Imagine one of those cliché American teenage movies. You know the one where the teen’s parents go out of town and he decided to throw a party in their absence? He invites a few close friends and those friends invite their friends. What started as a small get together ends up a huge party. The teen who lives in the house doesn’t know half of the people who pitch up. And his parents don’t even know the party is happening…
Well the Houseparty app is kind of like a digital version of that scenario. Launched in 2016 the app has been on a slow decline over the past few years, but has been completely resurrected by the Covid 19 lockdown. It is popular with young adults who use it to hang out and have drinks, but the majority of users as teens and tweens who log on multiple times a day, connecting with friends and friends-of-friends.
How does it work?
Houseparty is a video-focused social media app. It simulates an actual house party in that users can invite friends into the “house” to be part of the “party”. The house has rooms and each room can host a conversation of eight people. In its default mode, anyone can be invited into the “room” by someone who is already there. Those is the room can chat via video or text.

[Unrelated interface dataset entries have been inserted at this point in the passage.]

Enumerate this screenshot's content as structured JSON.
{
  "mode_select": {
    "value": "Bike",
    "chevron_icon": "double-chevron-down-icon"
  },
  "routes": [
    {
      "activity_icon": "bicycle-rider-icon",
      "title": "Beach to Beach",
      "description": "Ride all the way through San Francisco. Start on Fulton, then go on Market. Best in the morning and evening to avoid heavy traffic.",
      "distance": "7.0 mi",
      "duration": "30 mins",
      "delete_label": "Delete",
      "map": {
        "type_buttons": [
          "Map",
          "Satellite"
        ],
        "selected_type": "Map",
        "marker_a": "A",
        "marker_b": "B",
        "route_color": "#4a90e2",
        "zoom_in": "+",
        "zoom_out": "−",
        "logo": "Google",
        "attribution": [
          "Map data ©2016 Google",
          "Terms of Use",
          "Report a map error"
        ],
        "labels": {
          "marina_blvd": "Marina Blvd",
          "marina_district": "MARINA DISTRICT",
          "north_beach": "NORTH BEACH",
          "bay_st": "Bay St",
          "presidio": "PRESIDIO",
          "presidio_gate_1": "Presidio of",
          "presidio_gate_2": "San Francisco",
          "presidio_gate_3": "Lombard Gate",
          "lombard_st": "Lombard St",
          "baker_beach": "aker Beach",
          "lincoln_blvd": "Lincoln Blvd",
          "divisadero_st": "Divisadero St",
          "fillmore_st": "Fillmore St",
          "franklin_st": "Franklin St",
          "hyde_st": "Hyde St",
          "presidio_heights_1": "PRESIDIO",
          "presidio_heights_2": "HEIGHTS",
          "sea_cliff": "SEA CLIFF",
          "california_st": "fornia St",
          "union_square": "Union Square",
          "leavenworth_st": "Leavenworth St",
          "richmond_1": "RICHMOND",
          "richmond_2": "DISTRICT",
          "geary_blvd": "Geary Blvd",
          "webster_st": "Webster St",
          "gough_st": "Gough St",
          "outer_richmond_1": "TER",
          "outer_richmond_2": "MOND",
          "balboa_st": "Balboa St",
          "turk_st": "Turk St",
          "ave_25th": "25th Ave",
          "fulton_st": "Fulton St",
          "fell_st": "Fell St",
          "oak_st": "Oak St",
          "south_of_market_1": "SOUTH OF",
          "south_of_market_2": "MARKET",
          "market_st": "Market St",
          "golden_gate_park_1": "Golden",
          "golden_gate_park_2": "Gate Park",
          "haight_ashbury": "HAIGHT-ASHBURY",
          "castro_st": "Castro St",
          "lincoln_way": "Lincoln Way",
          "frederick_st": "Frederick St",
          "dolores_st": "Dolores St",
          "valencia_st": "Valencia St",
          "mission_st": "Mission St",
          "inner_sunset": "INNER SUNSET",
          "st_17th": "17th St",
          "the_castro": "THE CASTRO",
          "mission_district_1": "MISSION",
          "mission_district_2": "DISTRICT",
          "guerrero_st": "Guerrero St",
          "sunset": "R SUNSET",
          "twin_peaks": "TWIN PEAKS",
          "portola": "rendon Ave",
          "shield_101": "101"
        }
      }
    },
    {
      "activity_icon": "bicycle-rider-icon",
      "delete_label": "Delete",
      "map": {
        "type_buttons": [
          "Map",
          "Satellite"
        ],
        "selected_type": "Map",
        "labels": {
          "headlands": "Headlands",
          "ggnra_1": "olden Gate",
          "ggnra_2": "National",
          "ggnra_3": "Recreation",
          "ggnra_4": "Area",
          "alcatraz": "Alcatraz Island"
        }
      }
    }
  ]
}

They can also play games like Pictionary or General Knowledge.
Users are notified when their friends are in the house and also who has entered the room they are in. You also have the option of locking the room you are in so that someone has to “wave” to you or ask to come in.
What’s the appeal?
As you can imagine, tweens and teens love Houseparty. There is so much to appeal to them, especially in this time of social isolation. Kids this age need their friends, and virtual hangouts are the next best thing to being together in person.
Teens also like the idea of getting to make new friends without that awkward face-to-face introduction. Friends can pass time playing games or just chatting.
What can go wrong?
While on the whole this is a fun way to connect with friends and family, there are potential challenges, especially for younger users.
- Belonging to a group and gaining peer approval are massively important to tweens and teens. On Houseparty there is the potential to feel left out when your friends are having a conversation in a locked room without you. Intentional excluding and bullying are easy and can have a big impact on the emotional well-being and mental health of our children. Anxiety and paranoia can result if an adolescent is aware of an existing group formed by their peers that they are not included in.
- Because friends can invite friends, your child can end up hanging out with kids they (and you) don’t know.
- Houseparty is a live video app, which means interaction happens in the moment and there is the possibility of being exposed to inappropriate content by other people in the room. This can include bad language, behavior, links and texts.
- Some kids have been reported to use it as a way of texting friends without parents monitoring what they say. Parents often check Whatsapp and texts, but not Houseparty. Hiding content and conversations from parents is easy to do and gossiping about peers can become significant.
- Tweens are an incredibly impulsive bunch. Because of where they are in terms of brain development they often act on their emotions and do things without thinking it through. So interacting on a live video app where they want to fit in and may do things they may later regret leaves a lot of room for trouble.
- There are no parental controls on this app. Participants can take screenshots of conversations which can be shared and circulated, often causing emotional harm.
What can you do?
So with all this to worry about, what can parents do to minimize the risks and help create a positive experience for tweens and teens?
- Remember this app has a minimum age of 12. Common Sense media recommends it be used for ages 14 and up. That being said, if your younger children are using this app it is important that you, as a parent are VERY involved. For children under 12 I would suggest allowing your children to use the app only in your presence and in a very controlled environment.
- With older teens, give them more freedom and responsibility to manage their interactions without your involvement. But make sure they know you are there to help and advise.
- Understand the app. Houseparty’s web page has extensive information about how the app works and security that can help parents navigate ways to protect their children’s privacy and personal information. For example, there are instructions on how to turn off location.
- Download the app yourself, understand how it works and become friends with your child on the app. This way you will be notified when they are “in the house” and can also pop in from time to time, seeing who your child in hanging out with.
- Strongly advise your child not to hang out with people they don’t know. Stick to close friends.
- Encourage your child to LOCK the room they are hanging out with their friends in, thus ensuring nobody barges in uninvited.
- Talk to your child about the app and coach them in its use, including appropriate etiquette and what to do if they find themselves in an uncomfortable situation. Make sure your children know they can come to you with any problems they may have and keep the communication channels open.
- Keep helping your child develop their EQ (Emotional Quotient) and LQ (Love Quotient) so that they are kind in their interactions and secure in their identity.
To use or not to use
In short, Houseparty allows users to interact on a fun, live platform. You can video chat, text, and play games with groups of up to eight. It is aimed at tweens and teens but due to lockdown is used extensively by friends and family of all ages.
The downside is lack of parental controls, potential emotional harm to those who are excluded or bullied on the app, and the obvious dangers that come from using a live streaming service. However, if you stay involved and attentive, checking in regularly and keeping communication open, it can be a fun way for older kids to stay connected to their peer groups.